Lengwiler confirms the longstanding attribution of the term “serigraphy” to Carl Zigrosser, who used it to distinguish artists’ prints from commercial work in his text for a Weyhe Gallery catalogue of screenprints in 1940.3 Lengwiler follows screenprinting enthusiasts active in the 1940s, such as Velonis, Guy Maccoy, Harry Shokler and Harry Sternberg, but he does not venture into the 1960s and the explosion of screenprint at the hands of pop artists and activists such as Sister Mary Corita. The text concludes with some discussion of printing on textiles, ceramics and glass (including the application of printed decals).
On page one Lengwiler writes, “This book recounts the forgotten history of screen printing in the first half of the 20th century. Developments since World War II are amply documented in the professional literature.” In his foreword, however, Field says, “There is more to come, and I know that Guido Lengwiler looks forward to the continuation of what he has initiated in this remarkable book.” Lengwiler’s detailed text is a wonderful contribution to our understanding of screenprinting, especially from the perspective of its industrial applications.

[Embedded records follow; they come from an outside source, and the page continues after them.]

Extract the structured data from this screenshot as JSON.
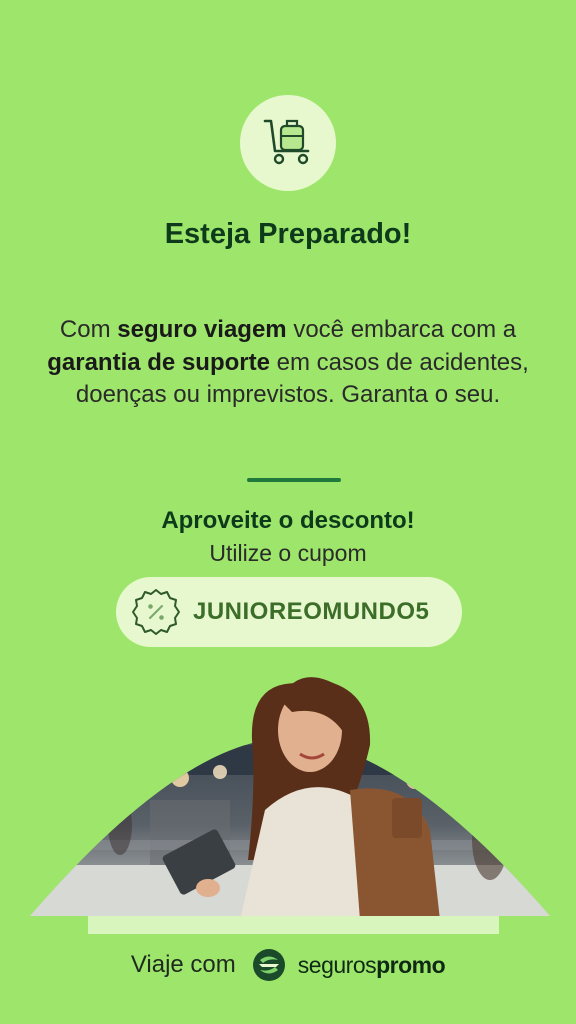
{
  "header": {
    "icon": "cart-luggage-icon",
    "title": "Esteja Preparado!"
  },
  "message": {
    "part1": "Com ",
    "bold1": "seguro viagem",
    "part2": " você embarca com a ",
    "bold2": "garantia de suporte",
    "part3": " em casos de acidentes, doenças ou imprevistos. Garanta o seu."
  },
  "promo": {
    "headline": "Aproveite o desconto!",
    "subline": "Utilize o cupom",
    "coupon_icon": "percent-badge-icon",
    "coupon_code": "JUNIOREOMUNDO5"
  },
  "footer": {
    "prefix": "Viaje com",
    "brand_part1": "seguros",
    "brand_part2": "promo",
    "logo_icon": "segurospromo-logo-icon"
  },
  "colors": {
    "background": "#9ee66b",
    "pale": "#e7f8cf",
    "dark_green": "#0e3a1c",
    "accent_green": "#1e7a3a"
  }
}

With luck, he will escort us through the next fifty years in a future publication.
- The industry trade journal Signs of the Times (Cincinnati) is frequently cited and appears to offer a trove of information but has not been consulted by the reviewer.
- See the short biography in Who’s Who in Screenprinting: http://universaldomainexchange.com/whoswho/guido-lengwiler/, consulted 13 May 2013.
- See also Reba Williams and Dave Williams, “The Early History of the Screenprint,” Print Quarterly 3, no. 4 (December 1986): 287–321, 288; and Zigrosser’s own discussion in his article “The Serigraph, A New Medium,” The Print Collector’s Quarterly 28, no. 4 (December 1941).